Few of the distinctive headstones designed by Manx designer Archibald Knox will be found outside of the Isle of Man, the best known being that created for Arthur Lasenby Liberty for whom the gifted Manx designer worked for several years. But a lesser known memorial, behind which lies a tragic story, resides in a quiet, Lancashire churchyard in its centenary year.
Carved in Welsh slate by Thomas Quayle, the headstone is dedicated solely to the memory of William Edward Callister who drowned at sea in 1918 and was a science master at the Douglas Secondary School in Park Road, but grew up in Onchan. The Callister family is linked to the Knox clan by marriage.
The story begins, however, at lunchtime on the 15th August, 1918, when William Callister and his five year old son Will headed out from their home towards the cliffs below Onchan Head to hunt for crabs; popping into Gell’s grocers shop on Broadway to purchase biscuits for their outing. Neither of them returned by tea-time, as expected, and his wife, Annie, assumed they had visited her father in law, also of Onchan. But as the evening wore on her concern for their welfare grew and a search was made for the thirty seven year old man and his young son.
At 11.00pm Sergeant Cowley of Onchan discovered Callister’s coat, a pair of shoes belonging to the boy and some sandwiches on what is known as the Chair Rock, situated below the Howstrake Golf Links. The child’s wooden spade was also recovered. The search was resumed the following morning, but nothing was found. It was almost one week later when the school attendance officer, A. J. Cormode, made a shocking discovery. Searching amongst the rocks he found the body of the young boy in an inlet not far from where the other items were discovered. With the help of J. Skillicorn, also of Onchan, they retrieved the boy’s lifeless body, which was taken to the Douglas Bay Hotel pending an inquest by the Coroner, J. S. Gell, when death by drowning was confirmed.
But of the boy’s father, described as a well-built man of active habits and calm bearing, there was no trace. He was said to be familiar with the coastline, skilled in crabbing and a strong swimmer.

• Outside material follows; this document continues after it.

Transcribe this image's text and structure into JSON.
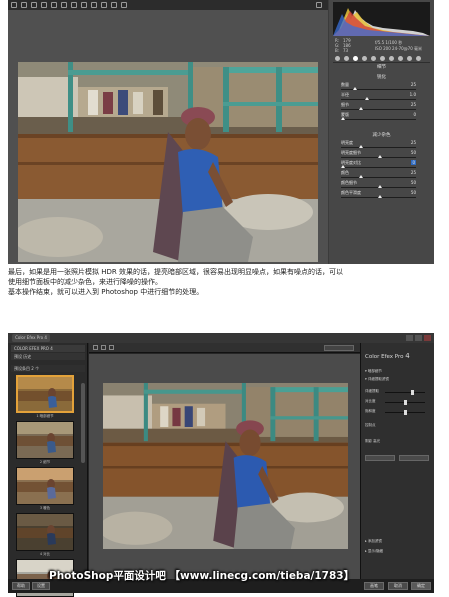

Some weeks later his body was discovered in the River Ribble, together with a letter which all but confirmed his identity, later affirmed by the dead man’s father who travelled to Lytham mortuary to identify his son.
For reasons that remain unclear, William Callister was buried at St John’s Church, Lytham St Anne’s in Lancashire, but it was architect Jos. E. Teare, on behalf of the Freemasons, who instructed Thomas Quayle to carve the Manxman’s headstone. William Callister was the Worshipful Master of the Spencer Walpole Temperance Lodge at the time of his death, which accounts for both the Masonic insignia and lodge number represented at the top of the headstone.
The local stonemason quoted £35 for the work and carving of the headstone, delivery to its destination, erection and churchyard fees – with an additional charge of £1 for the cutting of an incised cross on the back of the stone.
Meanwhile, his young son was buried in Braddan Cemetery alongside his maternal grandmother and subsequently his grandfather, Joseph Cretney of Ballanard Farm. Joined later by his mother, Annie Cain Callister, who died in 1968, his father’s death is also recorded here.
William Callister senior (an Onchan schoolmaster) was also laid to rest under a Knox designed stone carved by the Quayle family in Douglas Borough Cemetery.
Further information about Archibald Knox available at www.archibaldknoxforum.com
(Photos courtesy of Louise Piscina)
© August 2018
(Courtesy of Manx Life)